Full disclosure, it’s no sure thing that Kpogba’s back and based on the Ole Miss visit and Dino Babers not having a definitive answer there either during ACC media days, I’m not necessarily banking on him returning from indefinite suspension. But even without starting last year, he was pretty solid. Kpogba had 43 tackles, was technically the team’s best tackler (by PFF grades) and one of its best pass rushers. If he isn’t back, his ability and experience will be missed.
Steve Linton, (Redshirt) Freshman
Linton’s shift from the line to linebacker was part of a greater shift to get the linebacker corps. taller and longer (he’s the tallest member of this position group at 6-foot-5). Now it’s also part of providing valuable depth when the rest of the players on this depth chart haven’t really seen the field much. If Kpogba isn’t back, you’ll see Linton more, especially given his abilities to get after opposing passers.
Leon Lowery, Freshman
Lowery’s the last of the returning scholarship linebackers to see the field last year, and he actually made his limited time count while logging five tackles (0.5 for loss) in three games. Another surer tackler with pass-rushing talent, he seems likely to increase his role here in year two — again, something that gets a lot more straightforward for him if Kpogba doesn’t return.
Anwar Sparrow, Freshman
Back in high school, Sparrow was a major playmaker on defense and while he didn’t get to see the field for Syracuse in 2020, being on campus was enough to start getting a handle for the scheme. While the team’s theoretically moved away from “smaller” linebackers, just one of the top four players at the position is taller than 6-foot-1. So a 6-foot Sparrow isn’t going to be stopped from seeing the field — especially if he can look anything like the guy that logged 19 TFLs as a high school senior.
Malik Matthew, Freshman
The 6-foot-3 Bronx product was New York’s top linebacker in the class of 2021, and now he’s likely to get a year to take in the scheme and adjust to college life. We could see him here and there on special teams without burning the redshirt, but would expect him to get a redshirt.
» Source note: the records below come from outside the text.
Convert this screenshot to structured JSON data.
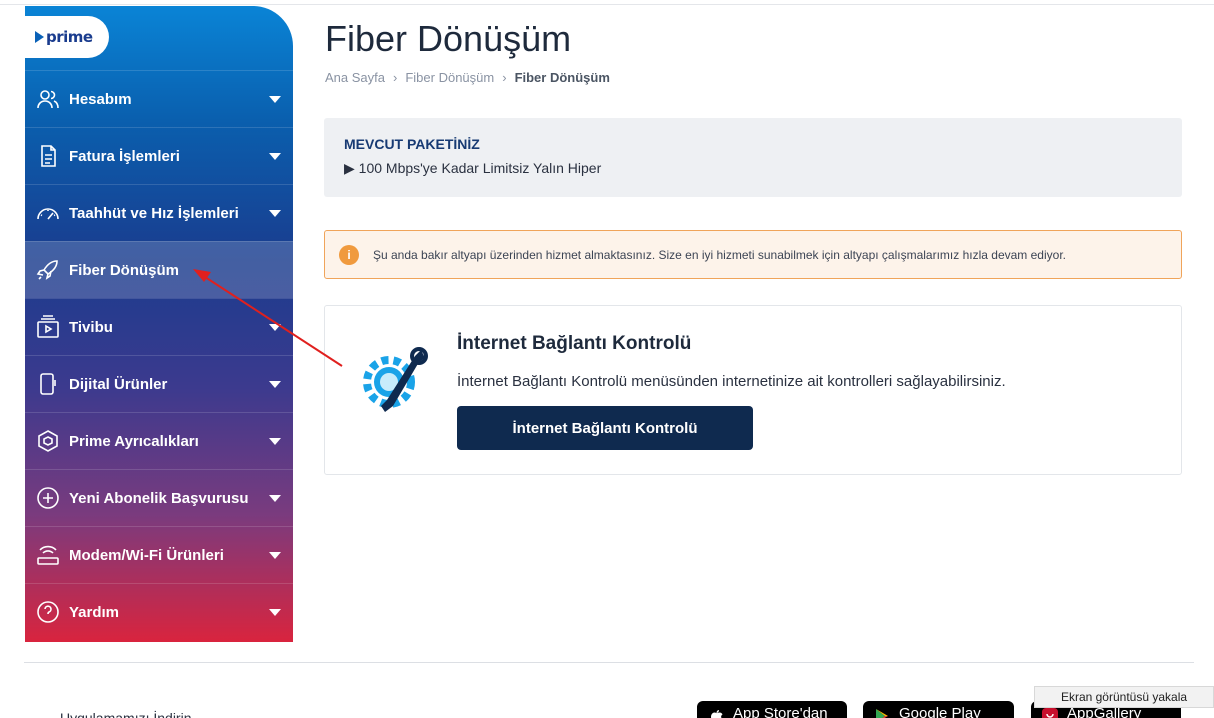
{
  "sidebar": {
    "logo_text": "prime",
    "items": [
      {
        "label": "Hesabım",
        "icon": "user-icon"
      },
      {
        "label": "Fatura İşlemleri",
        "icon": "document-icon"
      },
      {
        "label": "Taahhüt ve Hız İşlemleri",
        "icon": "speedometer-icon"
      },
      {
        "label": "Fiber Dönüşüm",
        "icon": "rocket-icon"
      },
      {
        "label": "Tivibu",
        "icon": "tv-play-icon"
      },
      {
        "label": "Dijital Ürünler",
        "icon": "phone-icon"
      },
      {
        "label": "Prime Ayrıcalıkları",
        "icon": "cube-icon"
      },
      {
        "label": "Yeni Abonelik Başvurusu",
        "icon": "plus-circle-icon"
      },
      {
        "label": "Modem/Wi-Fi Ürünleri",
        "icon": "modem-icon"
      },
      {
        "label": "Yardım",
        "icon": "help-icon"
      }
    ]
  },
  "page": {
    "title": "Fiber Dönüşüm",
    "breadcrumb": [
      "Ana Sayfa",
      "Fiber Dönüşüm",
      "Fiber Dönüşüm"
    ]
  },
  "package": {
    "title": "MEVCUT PAKETİNİZ",
    "value": "▶ 100 Mbps'ye Kadar Limitsiz Yalın Hiper"
  },
  "alert": {
    "icon_text": "i",
    "text": "Şu anda bakır altyapı üzerinden hizmet almaktasınız. Size en iyi hizmeti sunabilmek için altyapı çalışmalarımız hızla devam ediyor."
  },
  "card": {
    "title": "İnternet Bağlantı Kontrolü",
    "description": "İnternet Bağlantı Kontrolü menüsünden internetinize ait kontrolleri sağlayabilirsiniz.",
    "button_label": "İnternet Bağlantı Kontrolü"
  },
  "footer": {
    "app_text": "Uygulamamızı İndirin",
    "stores": [
      "App Store'dan",
      "Google Play",
      "AppGallery"
    ]
  },
  "tooltip": "Ekran görüntüsü yakala",
  "colors": {
    "accent_navy": "#0f2a4f",
    "alert_orange": "#f09a3e",
    "arrow_red": "#e0201e"
  }
}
Austin Roon, Freshman
Roon’s a talented athlete who can play on the outside and seems to take great angles to make stops — both in the open field and behind the line. He could probably add a few pounds in a college weight room (he’s listed at 215 pounds right now). But a redshirt year could do the trick there.
Derek McDonald, Freshman
McDonald is another addition whose high school stat line suggestions he’s a disruptive force within a defense. He had 22 tackles for loss as a senior, which is impressive and the sort of skill you may be able to work with quickly. Another possible redshirt, but one that could get a look on special teams.
Ryan Dolan, Freshman
Dolan’s the lone walk-on at linebacker, and it wouldn’t seem likely he gets defensive snaps. But there’s a chance he gets some special teams reps. Admittedly, though, this is a crowded group for playing time and obviously with so much experience back, it’s going to be hard for anyone (on scholarship or not) to break through.
The most important thing here is that there’s both an established group of starters, but also plenty of experience behind them, which is not something that’s been the case for awhile at Syracuse. Of course, there would be even more of it had Tyrell Richards stayed and TBD on Kpogba. Still, there’s four players with extensive snaps under their belts, and others with enough playing time that they’re not just getting thrown into the fire.
As mentioned above, what we’re looking for in year two of this core group is perhaps more well-rounded play. The players that are better at run defense could get a little bit better in pass coverage, and vice versa. But that’s the benefit of having a younger group like this too. You can sort of bank on some sort of progress the more snaps they get and more time they play together. So if there’s concern about the “what if” we’re playing here, that’s fair. But you could also argue that this group is the most prepared for that sort of leap of any on the Orange right now.